Thursday, March 1, 2012

The Cities

There are only three cities in the land of Kimatarthi: Markaz, Mudun, and Bryss. This emptiness is one of the first features I decided upon when creating the land. I liked the idea of civilization concentrated in only a few remote places, the land in between being hostile if not unlivable. Of course, then I had to decide why civilization hadn’t expanded beyond these spaces…

For me part of the creation process is this reverse engineering of history. I find an interesting concept and then figure out how that could have come about. This is when I settled on the idea that Kimatarthi wasn’t always like this – it is a post-apocalyptic world. In fact, these three cities represent the aftermath of the Goblin Wars that wiped out cities and towns by the dozens.  Each of these remaining cities represents a different aspect of that old civilization. (Though I was never really aware of that literary quality until just this minute.)

Markaz was the site of a final battle between humans and goblins. Refugees from all across the land sought refuge behind its walls, and in one final effort mankind was able to resist the goblin tide. Broken, the goblin armies slowly began to scatter and retreat. But these refuges had nowhere to return, so Markaz became a melting pot of the remnants of the earlier era. Here society, economy, culture, and politics are being born anew. This renewal is far from hopeful, however. The city remains a broken mess. It is a wretched hive wherein life is poor, nasty, brutish, and short (it is far too overcrowded to be solitary, though).

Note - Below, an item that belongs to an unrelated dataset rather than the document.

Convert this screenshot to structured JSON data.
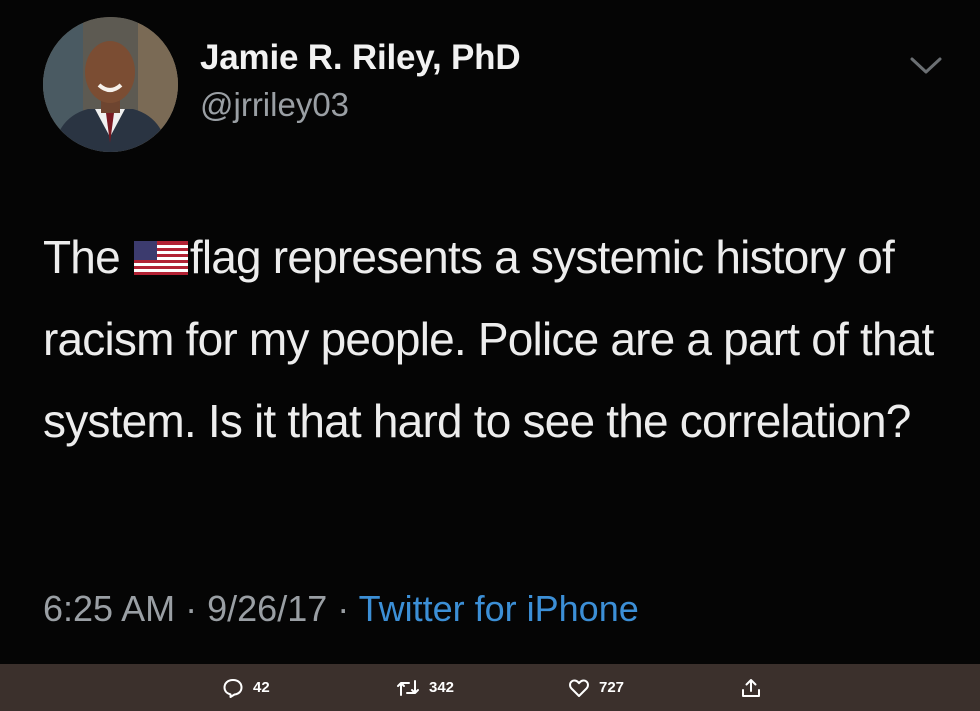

One could say that Mudun is the city for the hopeful—or the foolish. Some time after the goblin war, bands of people were willing (perhaps eager) to leave the dregs of Markaz behind. They set out across the valley and rebuilt a city on the ruins of a former trade hub. The location was chosen because the north-eastern plateau is fertile ground, compared to the rocky pass where Markaz sits. Nestled along a river at the foot of the mountains, Mudun is definitely a frontier town. The nearby region allows for agricultural development, but the city itself must be continuously fortified against regular goblin attacks.

Finally, the remote city of Bryss in some ways represents what Kimatarthi once was. Bryss has always been isolated from the rest of the world. It is the only city that has ever existed west of the Great Rift, a massive and impassible escarpment that runs nearly the entire length of the world. Although it is far to the south, the only passage to the west is far in the north at Markaz. Travelers then have to make their way through the desert that dominates the western part of the world before finding a gap that leads back up into the valley of Bryss. This isolation has resulted in cultural differences, but also spared the population from the horrors of the goblin invasion. No doubt, these factors combined generate a bit of resentment between the populations of the east and the west. However, the world needs the good Bryss produces, just as they need the markets.

No comments:

Post a Comment